Yesterday, we highlighted differences in the experience of COVID-19 on either side of the Atlantic. As promised, today we focus on differences between US states. More specifically, viewing these differences through a political lens. Let us be in no doubt. This is an exercise in correlation, not causation. Many cohort studies have identified and quantified the importance of age, gender, prior disease, risk of exposure through occupation, population density, behavioural attitudes and genetic influences. Some like OPENSAFELY, US Veterans and ISARIC we have reported here. Today, we are focused solely on descriptive statistics that look at differences in the number of excess deaths through the perspective of political affiliation - Tracking The Tribes.
Figure 1 reminds us of the 3 wave pattern that we saw in the USA in 2020. Just over 500,000 excess deaths during the year.
Figure 1 - Excess Deaths across all US states
The pandemic hit first and hardest in the coastal cities and states of the North East. The second wave most prominent in the southern states, sweltering in summer heat. Winter brought the expected third wave, hitting everywhere but particularly those least exposed to the ravages of the virus.
Figure 2 shows the timeline of weekly excess deaths for all those states where Democrats held the ascendancy in the 2020 electoral college. The first wave dominates the landscape but the third wave is not yet run.
Figure 2 - Excess Deaths across US States declaring for the Democrats
FIgure 3 shows the same timeline for all those states where the electoral college votes were red. Here we see the toll of the second wave, where just over 50% of the excess deaths were under age 75.
FIgure 3 - Excess Deaths across US states declaring for the Republicans
Perhaps though, it is the last figure that prompts most inspection. Here in Figure 4 we look at those states that flipped compared to the 2016 Presidential Election - Arizona, Pennsylvania, Georgia, Michigan and Wisconsin.
Figure 4 - Excess Deaths from the "swing" US states

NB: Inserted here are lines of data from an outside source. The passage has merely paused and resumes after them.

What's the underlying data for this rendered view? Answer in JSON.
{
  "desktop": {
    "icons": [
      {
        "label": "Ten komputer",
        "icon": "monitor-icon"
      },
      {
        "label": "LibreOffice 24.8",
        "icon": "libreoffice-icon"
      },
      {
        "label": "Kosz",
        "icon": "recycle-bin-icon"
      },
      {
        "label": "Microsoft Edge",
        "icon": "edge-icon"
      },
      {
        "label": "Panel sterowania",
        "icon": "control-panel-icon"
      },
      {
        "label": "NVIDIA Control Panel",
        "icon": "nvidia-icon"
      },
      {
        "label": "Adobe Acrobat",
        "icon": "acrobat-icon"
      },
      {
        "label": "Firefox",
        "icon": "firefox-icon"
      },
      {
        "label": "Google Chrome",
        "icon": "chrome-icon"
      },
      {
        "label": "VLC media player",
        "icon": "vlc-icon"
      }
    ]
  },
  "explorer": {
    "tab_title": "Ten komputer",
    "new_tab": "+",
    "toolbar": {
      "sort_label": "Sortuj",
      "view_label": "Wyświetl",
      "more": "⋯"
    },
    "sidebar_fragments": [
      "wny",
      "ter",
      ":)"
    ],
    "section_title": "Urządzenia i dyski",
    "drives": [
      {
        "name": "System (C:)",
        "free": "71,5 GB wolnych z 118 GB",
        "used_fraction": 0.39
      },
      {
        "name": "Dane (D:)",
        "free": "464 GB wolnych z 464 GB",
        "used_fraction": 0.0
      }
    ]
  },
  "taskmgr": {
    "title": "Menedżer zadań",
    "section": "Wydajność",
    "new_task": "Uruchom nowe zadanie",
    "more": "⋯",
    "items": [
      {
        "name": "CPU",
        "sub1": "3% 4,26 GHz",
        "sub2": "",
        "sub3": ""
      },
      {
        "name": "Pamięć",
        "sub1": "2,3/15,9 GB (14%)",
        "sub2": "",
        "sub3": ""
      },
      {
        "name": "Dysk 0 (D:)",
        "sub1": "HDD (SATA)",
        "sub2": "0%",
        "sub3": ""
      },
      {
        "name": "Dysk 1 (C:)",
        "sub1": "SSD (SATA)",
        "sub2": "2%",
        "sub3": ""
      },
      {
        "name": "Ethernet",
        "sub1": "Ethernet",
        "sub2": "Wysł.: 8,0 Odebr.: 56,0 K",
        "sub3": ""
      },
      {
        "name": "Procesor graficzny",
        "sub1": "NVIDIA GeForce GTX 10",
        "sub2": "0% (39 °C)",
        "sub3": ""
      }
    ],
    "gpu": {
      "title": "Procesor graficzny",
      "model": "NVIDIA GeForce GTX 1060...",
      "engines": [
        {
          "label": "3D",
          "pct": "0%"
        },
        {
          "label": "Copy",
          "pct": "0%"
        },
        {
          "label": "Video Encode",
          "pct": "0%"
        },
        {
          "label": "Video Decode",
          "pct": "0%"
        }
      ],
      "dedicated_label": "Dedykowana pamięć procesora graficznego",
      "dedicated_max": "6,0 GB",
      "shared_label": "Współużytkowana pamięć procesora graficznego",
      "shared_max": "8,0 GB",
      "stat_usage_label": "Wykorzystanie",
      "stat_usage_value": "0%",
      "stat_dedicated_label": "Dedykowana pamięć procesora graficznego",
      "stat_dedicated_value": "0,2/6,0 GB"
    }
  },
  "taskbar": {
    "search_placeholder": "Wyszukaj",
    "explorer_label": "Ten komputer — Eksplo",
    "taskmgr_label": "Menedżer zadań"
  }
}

This time it is the third wave that dominates. Moreover, the slope of the line from week 42 (mid October) is higher than any of the previous larger groupings, seeing the weekly number of excess deaths quadrupling over the following 8 weeks. Other studies have explored the impact of political rallies and general mobility patterns where competition was fiercest for the winning share of the vote. These excess deaths and the underlying hospitalisations will have provided a grim backdrop as the nation approached election day on November 3.
Such analysis is always a trade-off, and should whet interest to go further. Every US state is split between Democrat and Republican voters, admittedly to different extents. Smaller areas such as counties or census tracts would provide a more homogeneous picture of voting patterns. However, as we look at smaller areas, the credibility or availability of data on excess deaths by narrow age bands becomes strained or difficult. For now, the patterns by US state are sufficient to highlight that already done and encourage yet more investigation.